icon bookmark-bicon bookmarkicon cameraicon checkicon chevron downicon chevron lefticon chevron righticon chevron upicon closeicon v-compressicon downloadicon editicon v-expandicon fbicon fileicon filtericon flag ruicon full chevron downicon full chevron lefticon full chevron righticon full chevron upicon gpicon insicon mailicon moveicon-musicicon mutedicon nomutedicon okicon v-pauseicon v-playicon searchicon shareicon sign inicon sign upicon stepbackicon stepforicon swipe downicon tagicon tagsicon tgicon trashicon twicon vkicon yticon wticon fm
17 Jan, 2020 13:09

Enemy of my enemy is my friend? Greek ‘forces’ ready to deploy to Libya after Turkish troops set out to reinforce Haftar rivals

Enemy of my enemy is my friend? Greek ‘forces’ ready to deploy to Libya after Turkish troops set out to reinforce Haftar rivals

Just days after Turkey vowed “to teach a lesson” to Libya’s strongman General Haftar, Greece – still at odds with Ankara – told him that it could send in some “forces,” tasked with observing a truce and “removal of mercenaries.”

Nikos Dendias, Greece’s Foreign Minister, had “a long conversation” with General Khalifa Haftar, who paid a low-key visit to Athens ahead of a Libya peace conference in Berlin. “We want a ceasefire, the removal of mercenaries and the cancellation of illegal agreements,” Dendias said without elaborating. 

The chief diplomat told Haftar, who leads the Libyan National Army (LNA), that Greece was ready to help “with [deploying] forces” that would monitor the ceasefire with the rival Tripoli-based Government of National Accord (GNA).

“All of this is a contribution to the future of the Libyan people. We want it to be a modern democratic country,” Dendias proclaimed.

Ankara already sent troops to support the internationally-recognized Tripoli government. Upping the ante, President Recep Tayyip Erdogan has vowed to teach “putschist” Haftar a “lesson” if he doesn’t hold up his offensive against the GNA.

At this stage, both Libyan rivals are sticking to a ceasefire jointly brokered by Turkey and Russia, although they continue to blame each other for violating its terms.Although carefully worded and evasive, the Greek minister’s remarks may add some geopolitical flavor to the Libyan conflict and beyond.

Turkey has a number of territorial disputes with its NATO neighbor Greece, and both countries consistently engage in close-call encounters both at sea and in the air, not to mention historic grievances over Cyprus and other issues.

Also on rt.com Turkey will not refrain from teaching ‘putschist Haftar’ lesson if he keeps attacking Libya’s government & people – Erdogan
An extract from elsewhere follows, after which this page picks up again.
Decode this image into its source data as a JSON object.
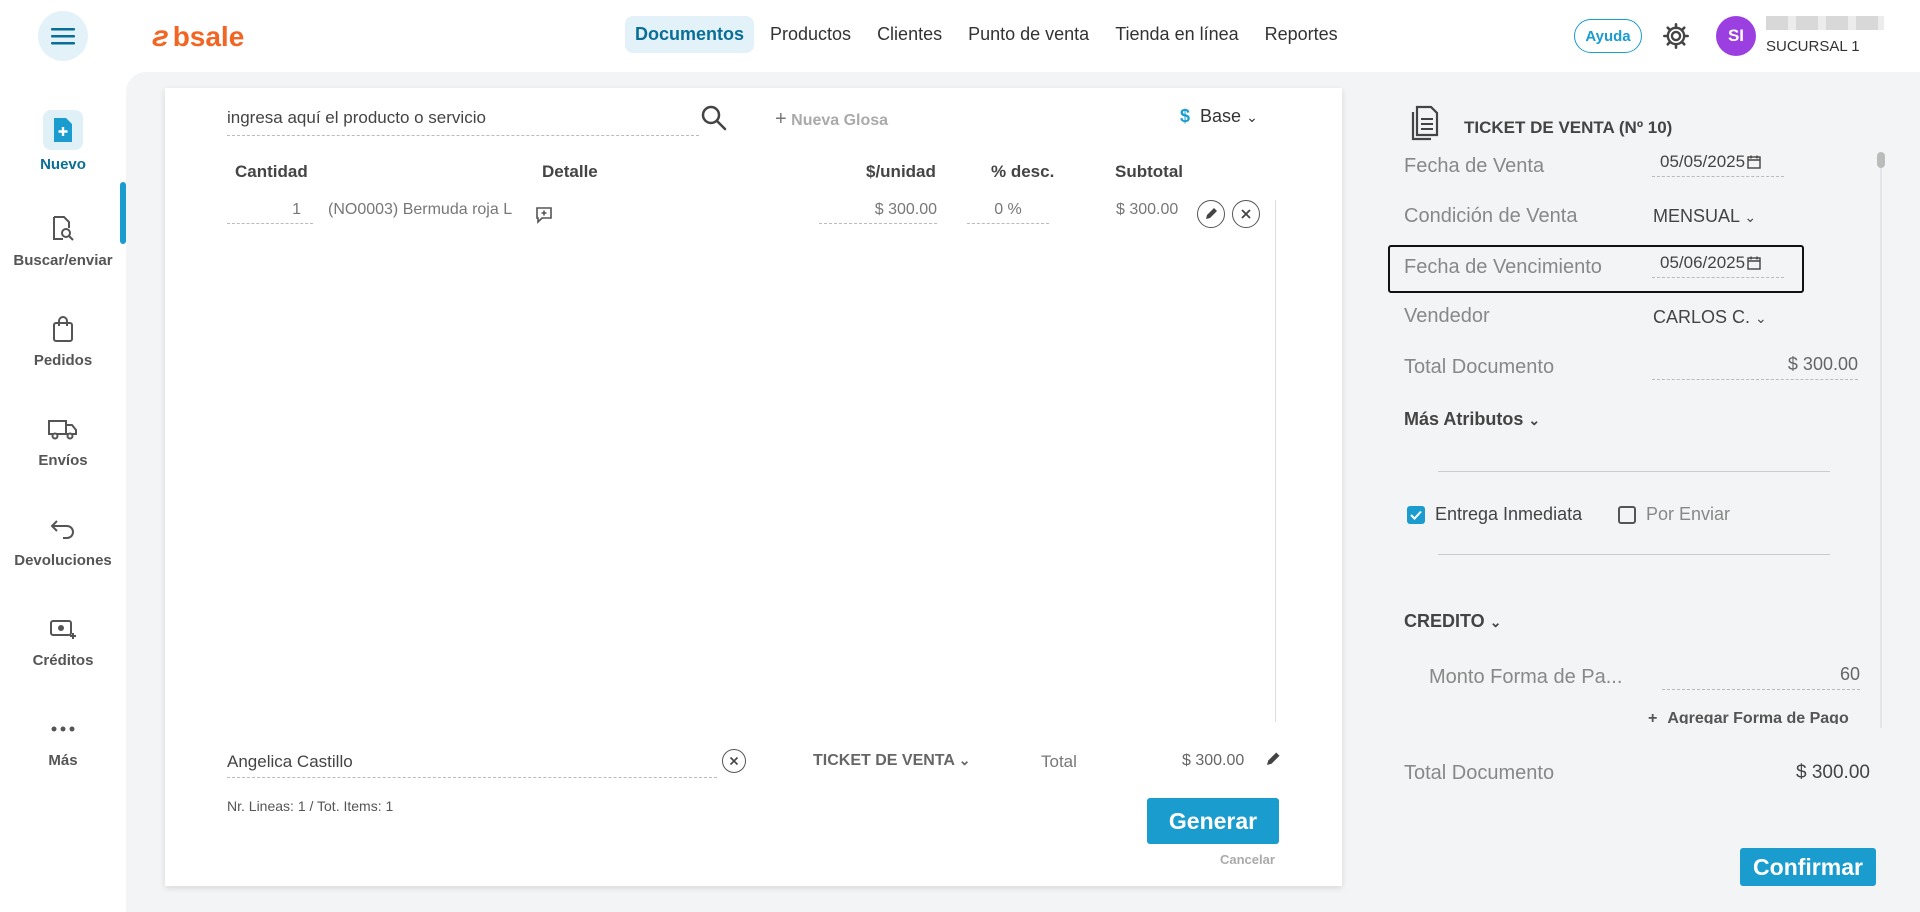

Greece has been remarkably pro-active on the diplomatic front, threatening that it will veto any European peace deal on Libya unless a Turkey-GNA agreement on maritime borders is annulled.
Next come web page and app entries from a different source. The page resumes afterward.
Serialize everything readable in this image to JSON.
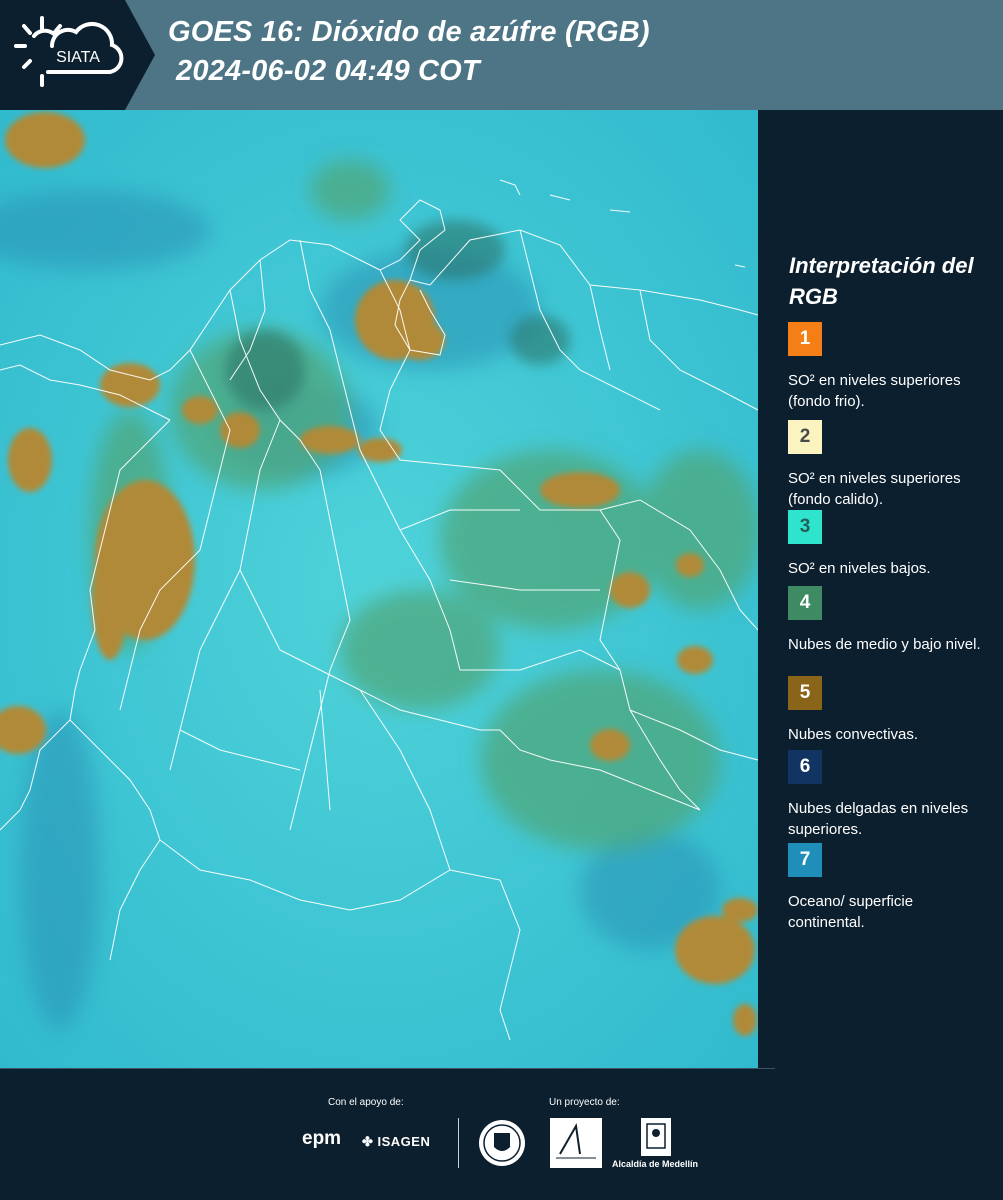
{
  "header": {
    "logo_text": "SIATA",
    "title_line1": "GOES 16: Dióxido de azúfre (RGB)",
    "title_line2": "2024-06-02 04:49 COT"
  },
  "map": {
    "description_colors": {
      "background": "#3fc9d4",
      "convective": "#b08a38",
      "green_cloud": "#53a67a",
      "boundaries": "#ffffff"
    }
  },
  "legend": {
    "title": "Interpretación del RGB",
    "items": [
      {
        "number": "1",
        "label": "SO² en niveles superiores (fondo frio).",
        "color": "#f47f16",
        "text_color": "#ffffff"
      },
      {
        "number": "2",
        "label": "SO² en niveles superiores (fondo calido).",
        "color": "#fbf4c0",
        "text_color": "#4a4a4a"
      },
      {
        "number": "3",
        "label": "SO² en niveles bajos.",
        "color": "#2ee4cd",
        "text_color": "#24605a"
      },
      {
        "number": "4",
        "label": "Nubes de medio y bajo nivel.",
        "color": "#3d8a63",
        "text_color": "#ffffff"
      },
      {
        "number": "5",
        "label": "Nubes convectivas.",
        "color": "#8a6419",
        "text_color": "#ffffff"
      },
      {
        "number": "6",
        "label": "Nubes delgadas en niveles superiores.",
        "color": "#123463",
        "text_color": "#ffffff"
      },
      {
        "number": "7",
        "label": "Oceano/ superficie continental.",
        "color": "#1f8fba",
        "text_color": "#ffffff"
      }
    ]
  },
  "footer": {
    "support_label": "Con el apoyo de:",
    "project_label": "Un proyecto de:",
    "sponsor_1": "epm",
    "sponsor_2": "ISAGEN",
    "partner_1": "Área Metropolitana",
    "partner_2": "Alcaldía de Medellín"
  }
}
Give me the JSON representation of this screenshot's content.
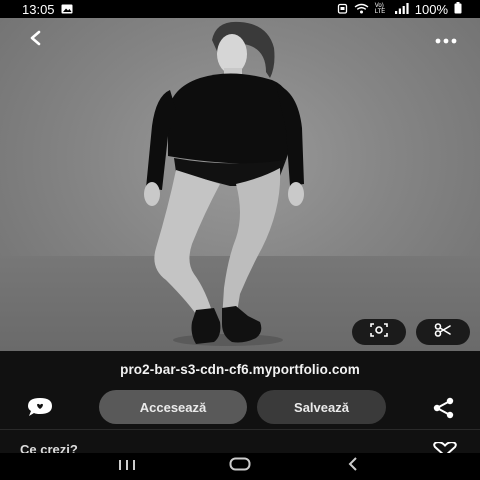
{
  "status_bar": {
    "time": "13:05",
    "signal_label": "Vo) LTE",
    "battery_percent": "100%"
  },
  "source": {
    "url": "pro2-bar-s3-cdn-cf6.myportfolio.com"
  },
  "actions": {
    "visit_label": "Accesează",
    "save_label": "Salvează"
  },
  "comments": {
    "prompt": "Ce crezi?"
  },
  "icons": {
    "back": "back-arrow-icon",
    "more": "more-options-icon",
    "lens": "visual-search-icon",
    "crop": "scissors-icon",
    "chat": "chat-bubble-icon",
    "share": "share-icon",
    "heart": "heart-icon"
  }
}
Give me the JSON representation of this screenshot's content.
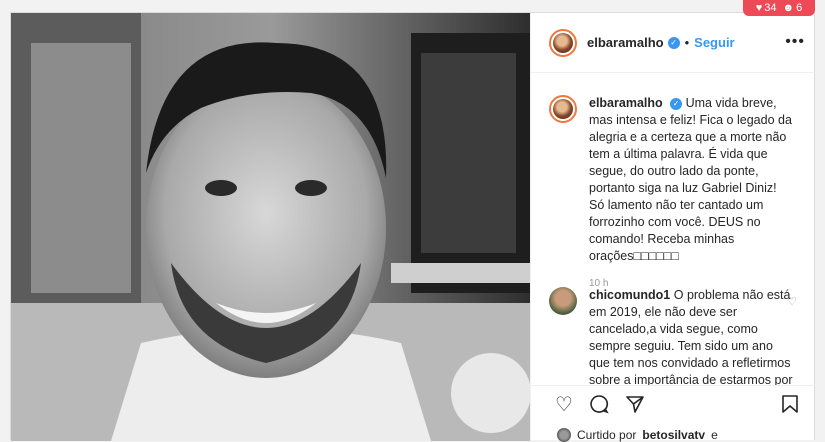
{
  "notifications": {
    "likes": "34",
    "followers": "6"
  },
  "post": {
    "username": "elbaramalho",
    "follow_label": "Seguir",
    "dot": "•",
    "more": "•••",
    "caption": {
      "username": "elbaramalho",
      "text": "Uma vida breve, mas intensa e feliz! Fica o legado da alegria e a certeza que a morte não tem a última palavra. É vida que segue, do outro lado da ponte, portanto siga na luz Gabriel Diniz! Só lamento não ter cantado um forrozinho com você. DEUS no comando! Receba minhas orações□□□□□□",
      "time": "10 h"
    },
    "comment": {
      "username": "chicomundo1",
      "text": "O problema não está em 2019, ele não deve ser cancelado,a vida segue, como sempre seguiu. Tem sido um ano que tem nos convidado a refletirmos  sobre a importância de estarmos por"
    },
    "liked_by": {
      "prefix": "Curtido por",
      "user": "betosilvatv",
      "suffix": "e"
    }
  },
  "icons": [
    "heart-icon",
    "comment-icon",
    "share-icon",
    "bookmark-icon",
    "verified-icon",
    "person-icon",
    "more-icon"
  ],
  "colors": {
    "accent": "#3897f0",
    "notif": "#ed4956"
  }
}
Athens maintains that the deal, which sets out oil and gas exploration areas in the Mediterranean between Libya and Turkey, is “unacceptable and illegal” because it ignores Greece’s own claims in the area, as Prime Minister Kyriakos Mitsotakis put it. 
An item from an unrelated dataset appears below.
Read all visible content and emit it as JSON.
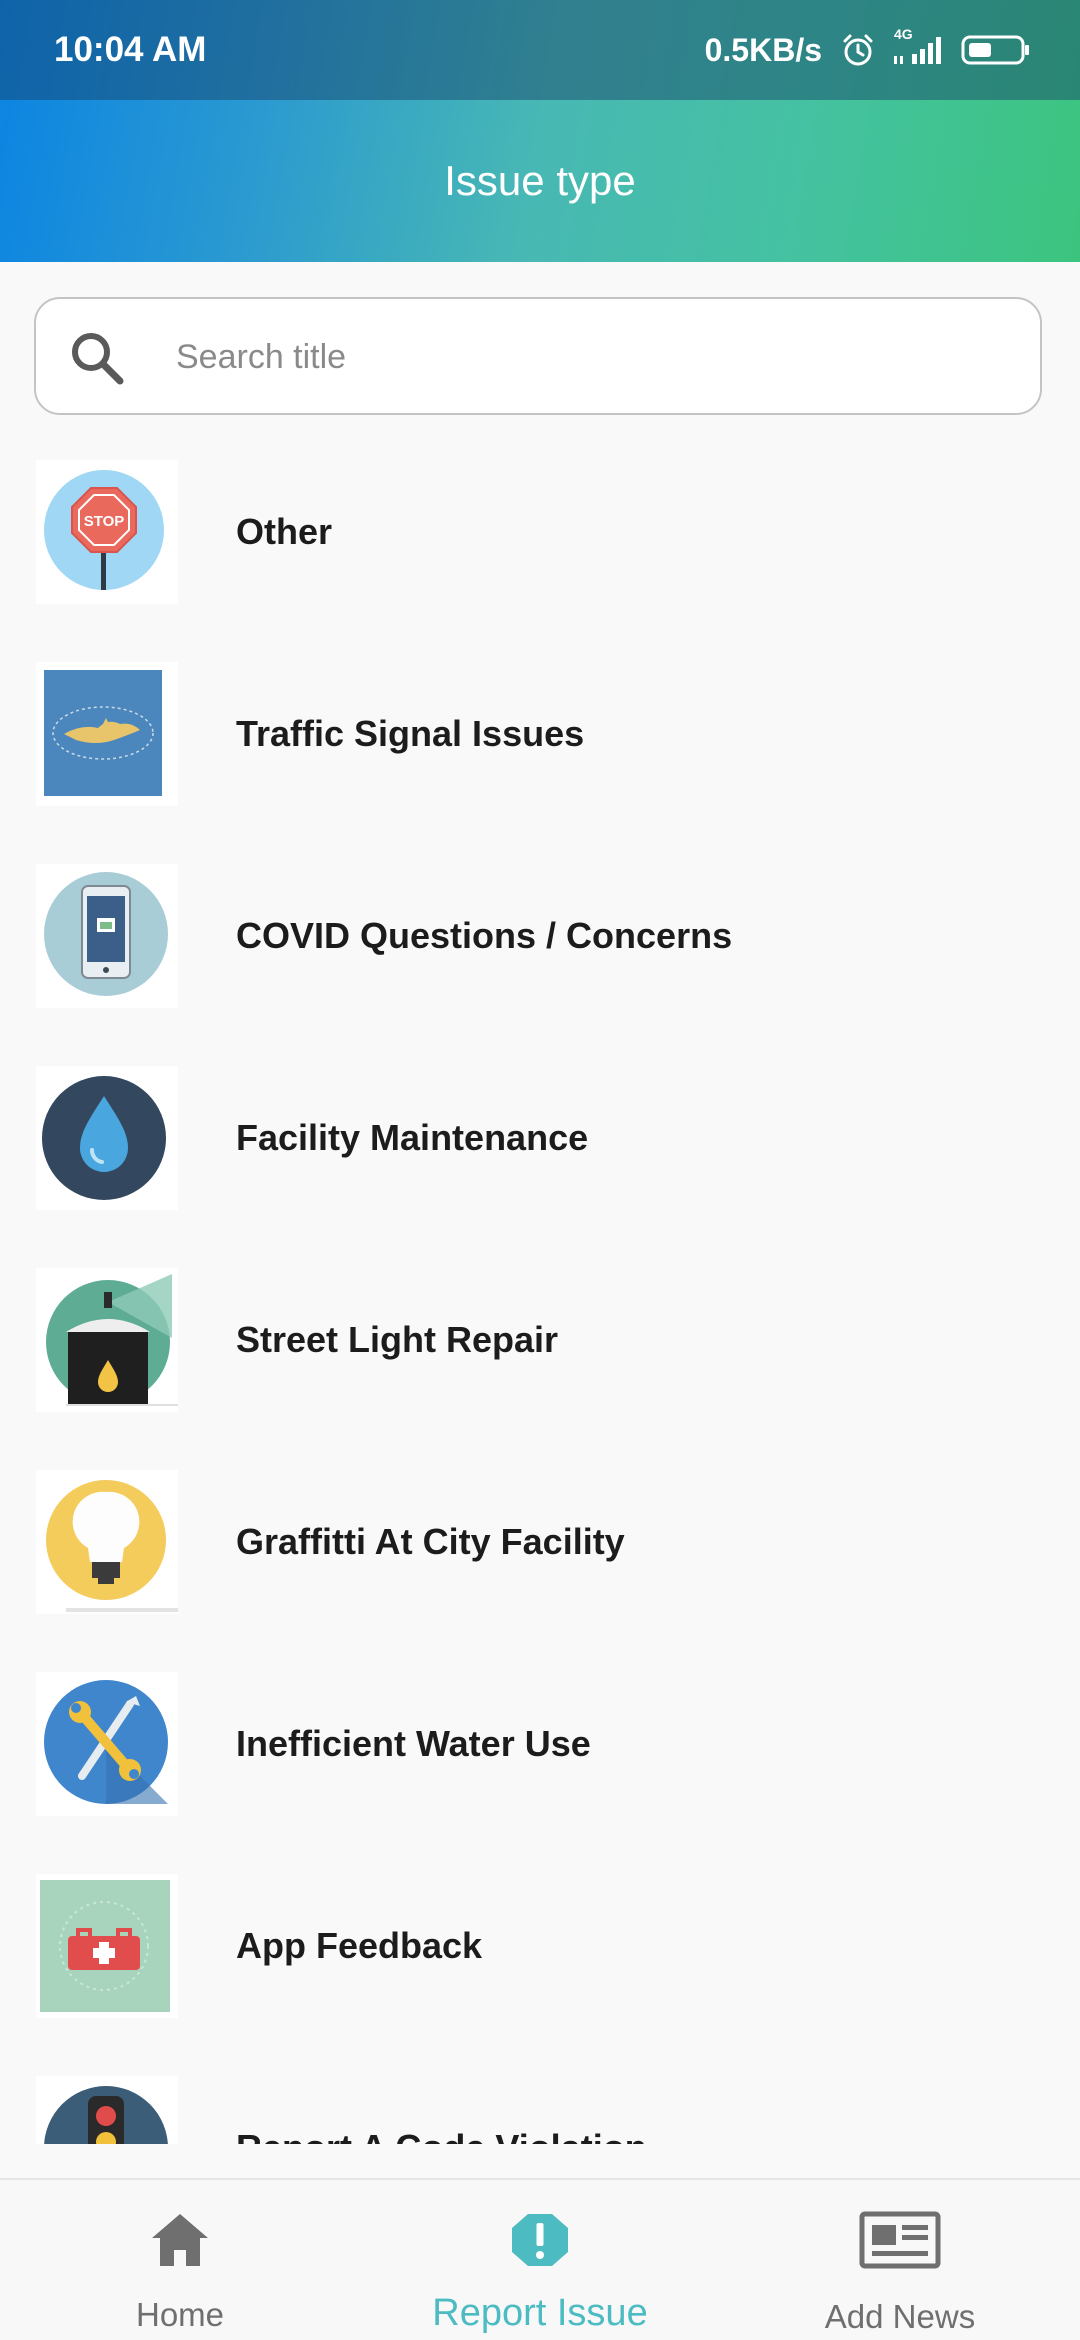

Greek involvement empowers Haftar, weakens Germany's stance at Berlin talks

Greece will still affect the negotiating process despite not being at the peace summit in Berlin, Grigory Lukyanov, senior lecturer at the Moscow-based Higher School of Economics, told RT. And Athens shouldn't complain about not being invited since "showed absolutely no interest in Libya until recently.

"But now Athens' involvement in the crisis sees "the number of countries, who actively oppose any Turkish actions in Libya increasing and, because of that, support for Haftar is growing." Greece has already expanded its contacts with UAE, Jordan and Egypt, with Lebanon, which is also interested in gas exploration in the Mediterranean, likely to join the pack too, he said.

For the conference it means that Haftar will feel a lot more confident, and the positions of Germany, which wants some kind of agreement achieved between the warring sides in Libya, will be weakened.

EU has been unable to form a unified stance on the Libyan crisis, and that will be even harder to do with the Greek-Turkish strife added to the mix, Lukyanov pointed out.

Relations between Athens and Ankara, both NATO states, have always been "very difficult," but they're "especially bad now after Greece refused to hand back the Turkish officers, who fled the country after a failed military coup attempt in 2016."

Lukyanov says it's understandable that Athens treated the military cooperation and maritime boundaries deal between Ankara and GNA as a "hostile move," since it threatens its economic security and affects national pride.

Like this story? Share it with a friend!